2 Lime production 4.A.6 Inventory quality assurance/quality control (QA/QC) As discussed in the present chapter. pollutant the emission of the pollutant as reported by a facility E pollutant the emission of the specified pollutant E total.2. pollutant the total emission of a pollutant for all facilities within the source category EF country.2. using a specific technology ARproduction the activity rate for the lime production E facility. Emissions from fuel combustion are to be reported under source category 1. It is good practice to check whether the lime production data evaluated under the present chapter are consistent with the associated fuel use reported under chapter 1. unabated the emission factor before implementation of the abatement Penetration technology the fraction of production using a specific technology Production facility the production rate in a facility Production total the production rate in the source category ηabatement the abatement efficiency EMEP/EEA emission inventory guidebook 2009 17 .f in the Industrial Combustion sub-sector.8 Reporting and documentation No specific issues 5 Glossary AR production.7 Gridding It is good practice to consider lime production plants as point sources if plant-specific data are available.2.A. pollutant a country-specific emission factor EF pollutant the emission factor for the pollutant EF technology. Otherwise national emissions should be disaggregated on the basis of plant capacity. abated the emission factor after implementation of the abatement EF technology. 4. emissions from lime production only include the emissions due to other causes than the combustion of fuels. technology the production rate within the source category. 4. pollutant the emission factor for this technology and this pollutant EF technology. The uncertainties of sulphur dioxide emission estimates can be assessed in a similar way as the uncertainties of estimates for fossil fuel combustion (see chapter 1. employment or population statistics. 4.f.5 Uncertainty assessment It is rather difficult to assess current uncertainties of emission estimates for pollutants emitted during lime production.A.A.f).2.

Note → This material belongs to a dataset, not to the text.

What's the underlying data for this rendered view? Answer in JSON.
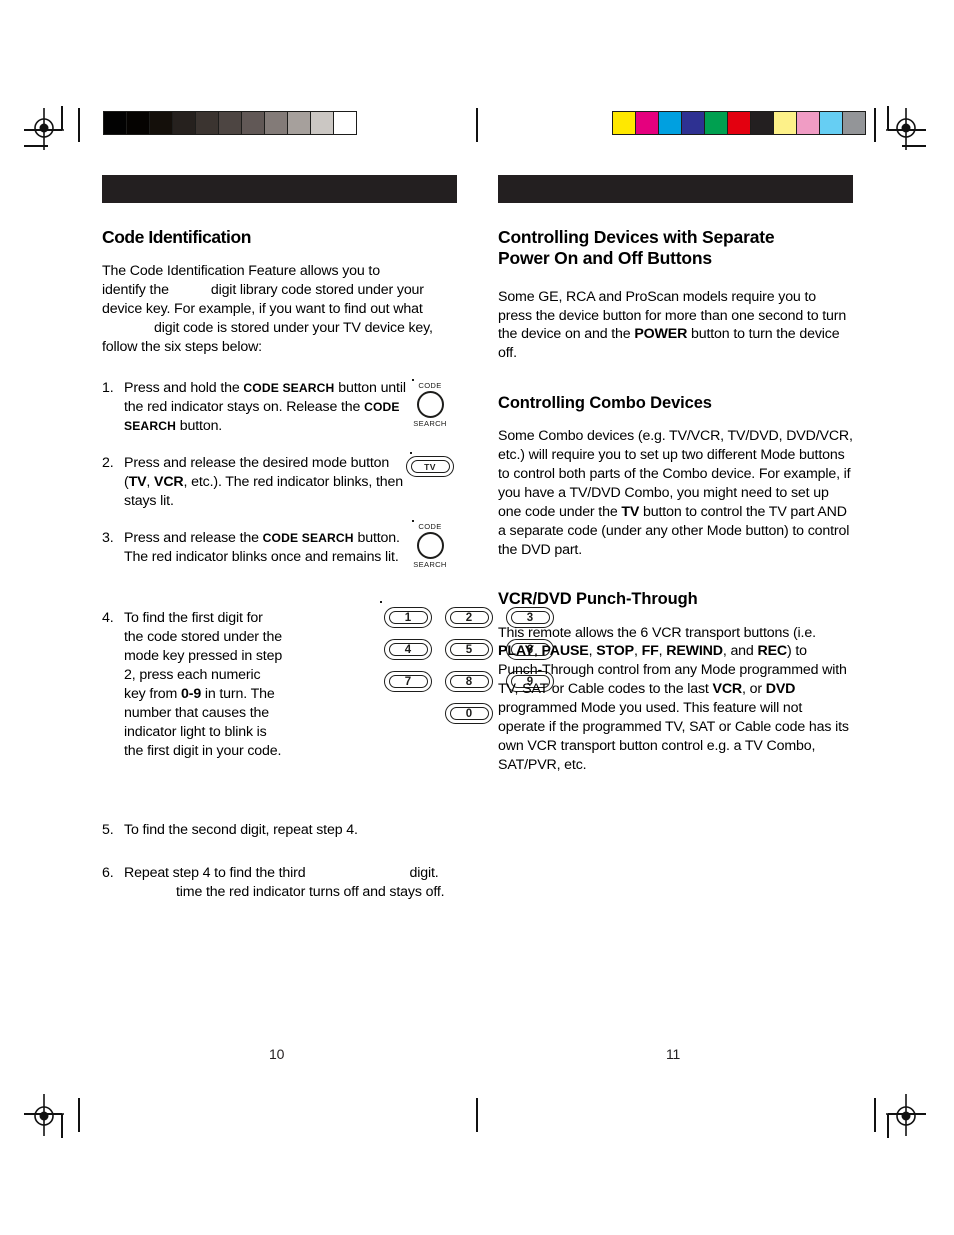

J. EPA. pp. T. Pacyna.. Proceedings of the PM emission inventories scientific workshop. EMEP/EEA emission inventory guidebook 2009 18 .H. Second edition. Eggleston H. EUR 21302 EN.P. Assessment of sources of air.org) for the contact details of the current expert panel leaders.. 7 Point of enquiry Enquiries concerning this chapter should be directed to the relevant leader(s) of the Task Force on Emission Inventories and Projection’s expert panel on combustion and industry. London.tfeip-secretariat. December 2001. Visschedijk. report WHO/PEP/GETNET/93. Integrated Pollution Prevention and Control (IPPC). Buendia L. Parker.2. Environmental Protection Act 1990 Process Guidance Note IPR 3/1. London.. Miwa K. 2006.1-A. Please refer to the TFEIP website (www. IGES. 2006 IPCC Guidelines for National Greenhouse Gas Inventories.. (eds. A.R. Commission of the European Communities. A. ‘Coordinated European Particulate Matter Emission Inventory Program (CEPMEIP)’.A.. P.2 Lime production 6 References Bouscaren. ‘Iron and Steel works’. Lago Maggiore. (ed. Compilation of Air Pollutant Emission Factors AP42 CD-ROM. J. 2004. H. Geneva. et al. 18 October 2004. Economopoulos. In: Dilara.. 1978.). 1993. JRC. A. Mc Graw-Hill.. In: Industrial Air Pollution Handbook. 1992. United States Environment Protection Agency. 163–174.. European Commission. Parker.. North Carolina. Zandveld. Pulles. (eds). Reference Document on Best Available Techniques (BREF) in the Cement and Lime Manufacturing Industries. World Health Organization. Part one: rapid inventory techniques in environmental pollution. A guide to rapid source inventory techniques and their use in formulating environmental control strategies. National Greenhouse Gas Inventories Programme.S. 1995. and Tanabe K.. HSMO. and Denier van der Gon. M. 2001. 1992. Ngara T. Paris. CORINAIR Inventory. P. water and land pollution. Default Emission Factors Handbook.). IPCC. Her Majesty’s Inspectorate of Pollution. Italy. Lime Manufacture and Associated Processes. Japan. Research Triangle Park. A.